Vanguard Strategic Equity Fund
Assets: $5.8 billion
Expense ratio: 0.21%
One-year return: -10.0%
Three-year return: 11.0%
Five-year return: 11.6%
10-year return: 5.6%
After six consecutive years of middling to below-average returns relative to its peer group, Strategic Equity has been on a roll since 2011. As a result, its five-year return ranks among the top 1% of all funds that focus on midsize-company stocks.
But its comeback is less about the fund’s investment process and more about a shift in the market that now favors the shop’s style. James Troyer, James Stetler and Michael Roach, of Vanguard’s quantitative stock group, run the fund. They use screens that focus on valuation, earnings growth and market sentiment, among other factors, to pick stocks. The computer models drive the managers toward high-quality companies that trade at bargain prices. The strategy led to Strategic Equity’s underperformance in 2007, when the fund held a number of homebuilder stocks that plummeted as the housing market weakened, eventually leading to the financial crisis.

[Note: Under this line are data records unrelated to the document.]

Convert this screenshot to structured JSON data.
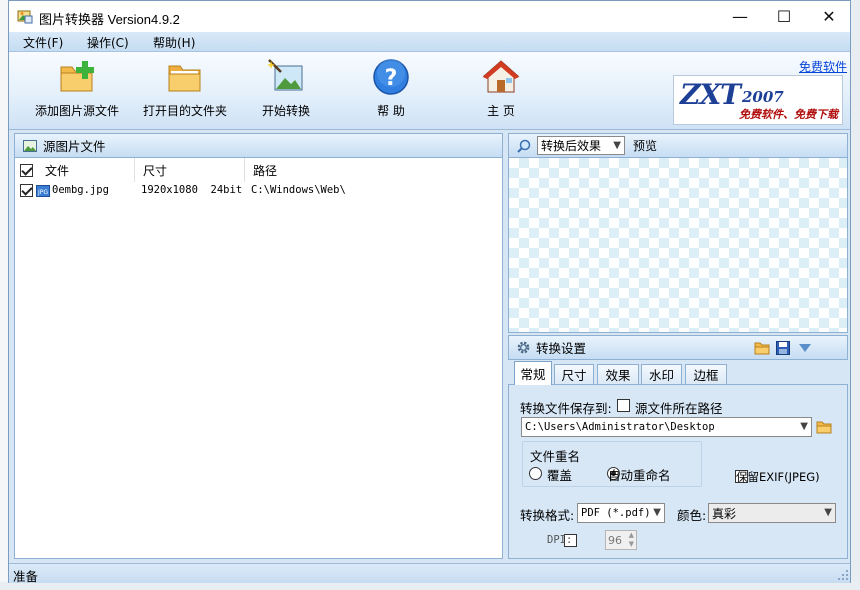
{
  "window": {
    "title": "图片转换器 Version4.9.2",
    "minimize": "—",
    "maximize": "☐",
    "close": "✕"
  },
  "menu": [
    "文件(F)",
    "操作(C)",
    "帮助(H)"
  ],
  "toolbar": {
    "buttons": [
      {
        "label": "添加图片源文件",
        "icon": "folder-add-icon"
      },
      {
        "label": "打开目的文件夹",
        "icon": "folder-open-icon"
      },
      {
        "label": "开始转换",
        "icon": "magic-wand-image-icon"
      },
      {
        "label": "帮 助",
        "icon": "help-icon"
      },
      {
        "label": "主 页",
        "icon": "home-icon"
      }
    ],
    "free_link": "免费软件",
    "logo_name": "ZXT",
    "logo_year": "2007",
    "logo_slogan": "免费软件、免费下载"
  },
  "source_panel": {
    "title": "源图片文件",
    "columns": [
      "文件",
      "尺寸",
      "路径"
    ],
    "rows": [
      {
        "checked": true,
        "file": "0embg.jpg",
        "size": "1920x1080  24bit",
        "path": "C:\\Windows\\Web\\"
      }
    ]
  },
  "preview_panel": {
    "mode_selected": "转换后效果",
    "label": "预览"
  },
  "settings_panel": {
    "title": "转换设置",
    "tabs": [
      "常规",
      "尺寸",
      "效果",
      "水印",
      "边框"
    ],
    "active_tab": "常规",
    "save_to_label": "转换文件保存到:",
    "source_path_checkbox": "源文件所在路径",
    "output_path": "C:\\Users\\Administrator\\Desktop",
    "rename_group": "文件重名",
    "rename_options": [
      "覆盖",
      "自动重命名"
    ],
    "rename_selected": "自动重命名",
    "keep_exif": "保留EXIF(JPEG)",
    "format_label": "转换格式:",
    "format_value": "PDF (*.pdf)",
    "color_label": "颜色:",
    "color_value": "真彩",
    "dpi_label": "DPI:",
    "dpi_value": "96"
  },
  "status": "准备",
  "colors": {
    "accent": "#1d3f96",
    "link": "#0645d8",
    "panel_border": "#8eb0d3"
  }
}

But the managers stuck with their process, and the market began to turn in their favor. Some of the fund’s best performers over the past year included video game maker Electronic Arts (EA), footwear company Skechers USA (SKX) and software developer Manhattan Associates (MANH). The fund is “a good example of how active management styles can move in and out of favor, and that if you have a good manager it’s important to stick with them because you can recover,” says Dan Newhall, who runs the group at Vanguard that monitors its funds’ managers.
Vanguard U.S. Growth Fund
Assets: $7.0 billion
Expense ratio: 0.47%
One-year return: 1.7%
Three-year return: 13.6%
Five-year return: 12.5%
10-year return: 6.3%
U.S. Growth was once a shining star. A $10,000 investment at the fund’s launch in 1959 would have grown to $2.5 million by the start of 2000—nearly $1.3 million more than the same amount invested in the average large-company growth fund. But the ’00s were a different story. From 2000 through 2010, shareholders in this large-company growth fund lost an annualized 5.3%. The fund lagged the average large-company growth fund by an average of 3.5 percentage points per year. Meanwhile, the S&P 500 gained an average of 0.4% a year over that period.
Things started to turn around after a manager shakeup in October 2010. Vanguard jettisoned one subadviser (Alliance Bernstein), retained one (William Blair) and signed on two new firms—Jackson Square Partners and Wellington Management. Since then, the fund has returned 14.2% annualized, outpacing the market by an average of 1.8 percentage points per year. “U.S. Growth is our biggest comeback fund because for some years it did disappoint,” says Newhall. “It was a fund that was perhaps most frustrating for us.”
Today, Jackson Square and Wellington together manage a bit more than 70% of the fund’s assets. But they share the pie with more subadvisers today than in 2010. In early 2014, Vanguard’s portfolio review group, which monitors all of the firm’s funds, folded a smaller and less- successful fund, Vanguard Growth Equity, into U.S. Growth. Growth Equity’s subadvisers, Jennison Associates and Baillie Gifford Overseas, stayed on and joined the U.S. Growth management team. Jennison and Baillie each run 6% of the fund’s assets. William Blair runs 13%; and the rest sits in cash.
Like many other large-company growth funds, this one benefited last year from a big stake in the FANGs. At last report, the fund counted Facebook (FB), Amazon.com (AMZN) and Google, now called Alphabet (GOOGL), among its top 10 holdings. All told, U.S. Growth had 27% of its assets in tech stocks.